Commodity markets are signaling that lower prices and bigger swings lie ahead for U.S. stocks, according to Charlie Bilello, research director at Pension Partners LLC.
The attached chart illustrates how Bilello reached his conclusion: by tracking the price relationship between lumber and gold. The chart displays a ratio of futures prices at the Chicago Mercantile Exchange and New York’s Comex, respectively. The Standard & Poor’s 500 Index is also provided for reference.
“When lumber is leading gold, volatility in equities tends to fall going forward,” Bilello wrote in a blog posting three days ago on his New York-based investment firm’s website. “When gold is leading lumber, the opposite is true.”
This year, the ratio has fallen as much as 27 percent as lumber futures have tumbled, reflecting a drop in U.S. housing starts. Gold, which many investors see as a haven in periods of economic and political turmoil, was little changed for the year as of yesterday.

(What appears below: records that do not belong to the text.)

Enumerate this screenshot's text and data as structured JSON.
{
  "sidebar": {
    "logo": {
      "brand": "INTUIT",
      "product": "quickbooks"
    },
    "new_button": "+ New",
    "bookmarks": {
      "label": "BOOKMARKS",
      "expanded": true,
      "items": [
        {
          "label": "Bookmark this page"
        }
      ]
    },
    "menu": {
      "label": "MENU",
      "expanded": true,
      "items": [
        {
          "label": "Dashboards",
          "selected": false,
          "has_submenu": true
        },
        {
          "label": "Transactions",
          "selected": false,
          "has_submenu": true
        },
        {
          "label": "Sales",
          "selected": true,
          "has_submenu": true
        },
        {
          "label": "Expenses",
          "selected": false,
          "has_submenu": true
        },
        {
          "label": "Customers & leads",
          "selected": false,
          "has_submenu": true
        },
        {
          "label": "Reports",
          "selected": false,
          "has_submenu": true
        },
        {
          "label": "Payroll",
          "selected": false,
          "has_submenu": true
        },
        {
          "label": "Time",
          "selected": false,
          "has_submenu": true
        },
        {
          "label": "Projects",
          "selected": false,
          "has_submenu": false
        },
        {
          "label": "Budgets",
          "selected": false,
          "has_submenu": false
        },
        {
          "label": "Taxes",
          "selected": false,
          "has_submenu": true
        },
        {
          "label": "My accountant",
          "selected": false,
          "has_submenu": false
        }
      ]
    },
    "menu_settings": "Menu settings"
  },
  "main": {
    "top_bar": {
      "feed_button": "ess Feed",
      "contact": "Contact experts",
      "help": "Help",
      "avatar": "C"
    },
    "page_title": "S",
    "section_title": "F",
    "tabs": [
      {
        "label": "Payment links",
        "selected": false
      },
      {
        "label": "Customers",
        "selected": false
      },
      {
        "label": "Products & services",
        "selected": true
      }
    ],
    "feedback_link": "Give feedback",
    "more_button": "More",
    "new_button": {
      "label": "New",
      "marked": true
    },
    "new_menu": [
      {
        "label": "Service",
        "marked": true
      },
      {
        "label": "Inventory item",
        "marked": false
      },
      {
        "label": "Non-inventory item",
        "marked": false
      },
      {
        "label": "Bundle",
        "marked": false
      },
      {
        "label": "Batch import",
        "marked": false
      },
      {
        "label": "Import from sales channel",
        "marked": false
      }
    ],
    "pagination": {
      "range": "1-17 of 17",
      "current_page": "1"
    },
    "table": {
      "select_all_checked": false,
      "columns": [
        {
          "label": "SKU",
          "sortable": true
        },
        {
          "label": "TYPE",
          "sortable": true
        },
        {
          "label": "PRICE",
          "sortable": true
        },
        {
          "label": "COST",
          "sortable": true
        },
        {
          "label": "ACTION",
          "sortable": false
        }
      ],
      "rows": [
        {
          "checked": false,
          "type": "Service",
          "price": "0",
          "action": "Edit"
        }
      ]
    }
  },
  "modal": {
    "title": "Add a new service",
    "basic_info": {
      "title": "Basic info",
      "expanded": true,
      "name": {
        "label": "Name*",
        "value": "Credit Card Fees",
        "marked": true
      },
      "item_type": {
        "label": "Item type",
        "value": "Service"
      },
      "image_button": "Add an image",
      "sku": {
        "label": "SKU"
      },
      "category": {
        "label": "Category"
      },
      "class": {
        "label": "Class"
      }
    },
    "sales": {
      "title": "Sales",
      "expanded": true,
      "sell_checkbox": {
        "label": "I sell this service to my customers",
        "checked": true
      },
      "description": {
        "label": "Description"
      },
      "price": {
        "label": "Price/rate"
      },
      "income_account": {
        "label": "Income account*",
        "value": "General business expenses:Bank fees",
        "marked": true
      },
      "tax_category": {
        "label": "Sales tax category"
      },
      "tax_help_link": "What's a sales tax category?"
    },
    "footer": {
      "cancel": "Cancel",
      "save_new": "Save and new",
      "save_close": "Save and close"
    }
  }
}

While the S&P 500 gained 2.4 percent for the year through yesterday, the lumber-gold indicator shows investors need to be more defensive, Bilello wrote. “At the very least, if history is any guide, we should be prepared for higher volatility ahead,” he added.
The ratio is the subject of a paper by Bilello and Michael A. Gayed, chief investment strategist at Pension Partners, that won an award from the National Association of Active Investment Managers. The paper covers the use of the indicator to switch between stocks and Treasury securities, and will be published next month. An abstract is now available.